Rubio made the comments on Sept. 1, at a town hall meeting in Carson City, Nevada. About 200 people gathered in the community center.
Rubio argued that the federal government’s recommendations to state and local governments become mandatory for federal funding.
“What starts out as a suggestion ends up being, 'If you want money from us, you must to do it this way,' and you will end up with a version of a national school board," Rubio said. "We don't need a national school board.”
Democrats pointed to Rubio’s expensive college education, which the federal government helped pay for by Pell Grants and Stafford Loans, both of which are administered by the U.S. Department of Education.
After Rubio was elected to the legislature in 2000, he owed about $150,000 in student loan debt, reported The New York Times.

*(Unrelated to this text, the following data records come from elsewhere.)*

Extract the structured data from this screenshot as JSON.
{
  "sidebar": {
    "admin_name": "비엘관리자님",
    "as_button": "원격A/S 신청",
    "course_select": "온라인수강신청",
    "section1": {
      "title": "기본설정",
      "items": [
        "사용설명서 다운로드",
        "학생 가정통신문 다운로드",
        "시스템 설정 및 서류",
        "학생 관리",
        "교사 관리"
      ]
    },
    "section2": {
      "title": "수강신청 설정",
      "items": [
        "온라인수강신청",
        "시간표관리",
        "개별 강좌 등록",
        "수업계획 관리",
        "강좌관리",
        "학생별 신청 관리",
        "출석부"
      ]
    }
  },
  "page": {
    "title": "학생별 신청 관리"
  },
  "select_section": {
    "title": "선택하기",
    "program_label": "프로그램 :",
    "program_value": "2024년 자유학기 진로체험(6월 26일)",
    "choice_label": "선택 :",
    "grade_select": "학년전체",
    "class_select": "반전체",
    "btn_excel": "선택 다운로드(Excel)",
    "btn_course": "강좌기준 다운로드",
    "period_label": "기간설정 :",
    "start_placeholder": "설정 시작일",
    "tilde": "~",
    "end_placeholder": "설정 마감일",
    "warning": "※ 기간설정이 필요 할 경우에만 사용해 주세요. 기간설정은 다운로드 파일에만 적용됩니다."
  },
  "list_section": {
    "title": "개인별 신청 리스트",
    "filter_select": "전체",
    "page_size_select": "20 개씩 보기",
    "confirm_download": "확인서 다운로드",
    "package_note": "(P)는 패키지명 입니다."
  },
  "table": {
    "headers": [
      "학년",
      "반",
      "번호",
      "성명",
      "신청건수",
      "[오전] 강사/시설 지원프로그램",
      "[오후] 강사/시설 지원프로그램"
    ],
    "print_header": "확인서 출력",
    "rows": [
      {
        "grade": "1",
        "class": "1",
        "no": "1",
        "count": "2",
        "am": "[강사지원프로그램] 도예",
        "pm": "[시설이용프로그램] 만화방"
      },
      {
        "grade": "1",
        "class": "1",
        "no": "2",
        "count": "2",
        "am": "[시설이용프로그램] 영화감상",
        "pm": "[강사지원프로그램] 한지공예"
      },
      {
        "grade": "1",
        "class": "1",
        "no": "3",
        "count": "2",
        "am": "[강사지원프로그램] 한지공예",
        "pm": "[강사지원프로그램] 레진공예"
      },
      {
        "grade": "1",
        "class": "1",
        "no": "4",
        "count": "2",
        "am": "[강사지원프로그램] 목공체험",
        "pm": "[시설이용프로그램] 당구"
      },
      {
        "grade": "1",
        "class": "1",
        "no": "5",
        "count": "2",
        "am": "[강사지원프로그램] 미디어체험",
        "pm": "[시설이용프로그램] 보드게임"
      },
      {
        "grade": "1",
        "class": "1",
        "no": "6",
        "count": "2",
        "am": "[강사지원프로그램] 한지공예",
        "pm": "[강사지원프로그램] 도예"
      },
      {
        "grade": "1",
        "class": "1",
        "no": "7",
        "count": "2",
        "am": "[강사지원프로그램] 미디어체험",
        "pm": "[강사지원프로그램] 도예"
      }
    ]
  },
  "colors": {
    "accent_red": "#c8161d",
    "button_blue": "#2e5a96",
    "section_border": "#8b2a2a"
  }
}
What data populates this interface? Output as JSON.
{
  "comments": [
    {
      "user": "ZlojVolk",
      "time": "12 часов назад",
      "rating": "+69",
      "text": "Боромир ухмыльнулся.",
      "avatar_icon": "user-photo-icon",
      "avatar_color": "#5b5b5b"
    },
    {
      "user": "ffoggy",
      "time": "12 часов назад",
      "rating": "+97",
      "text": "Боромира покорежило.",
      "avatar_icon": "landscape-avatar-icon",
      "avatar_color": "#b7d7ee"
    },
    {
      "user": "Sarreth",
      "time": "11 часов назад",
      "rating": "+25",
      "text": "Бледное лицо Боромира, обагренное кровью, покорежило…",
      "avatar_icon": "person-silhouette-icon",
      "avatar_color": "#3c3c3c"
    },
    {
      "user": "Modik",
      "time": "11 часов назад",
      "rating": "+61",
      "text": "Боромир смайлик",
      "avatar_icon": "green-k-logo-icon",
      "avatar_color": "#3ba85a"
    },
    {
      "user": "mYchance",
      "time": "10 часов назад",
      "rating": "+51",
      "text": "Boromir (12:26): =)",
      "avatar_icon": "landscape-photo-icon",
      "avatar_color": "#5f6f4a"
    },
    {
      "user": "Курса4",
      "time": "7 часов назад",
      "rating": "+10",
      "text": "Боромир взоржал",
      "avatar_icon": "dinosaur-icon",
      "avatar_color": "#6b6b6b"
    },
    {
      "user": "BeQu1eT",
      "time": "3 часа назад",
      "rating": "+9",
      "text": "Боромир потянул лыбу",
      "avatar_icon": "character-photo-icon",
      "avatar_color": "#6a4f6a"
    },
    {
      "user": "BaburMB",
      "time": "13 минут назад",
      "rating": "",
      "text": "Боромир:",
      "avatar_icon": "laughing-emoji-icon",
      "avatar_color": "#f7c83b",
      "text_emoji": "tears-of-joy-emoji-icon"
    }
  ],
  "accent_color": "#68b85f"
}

“I honestly think we don’t need a Department of Education,” Rubio said. He argued that the department does administer some programs with merit, but he says they can be transferred to other agencies, reported US News.
“I do support curriculum reform,” Rubio said, drawing claps and cheers when he said he opposes Common Core education standards.
Curriculum reform should be done only at the state and local level, the presidential hopeful argued.
Rubio has previously said that if he gets elected, he would overhaul accreditation in higher education in his first 100 days in office. Accreditation is run by groups of colleges, not the federal government, although a university must be accredited to participate in federal financial aid programs.
Rubio also plans to introduce a bill to create a congressionally appointed panel that would put in place alternatives to accrediting agencies that could approve traditional colleges, collegelike programs and startup companies.
Nontraditional programs would get about $1.6 billion in Pell Grant money from the federal government every year under Rubio’s bill, reported Vox.
Rubio has said that his plan for accreditation reform would “expose higher education to the market forces of choice and competition, which would prompt a revolution driven by the needs of the students.”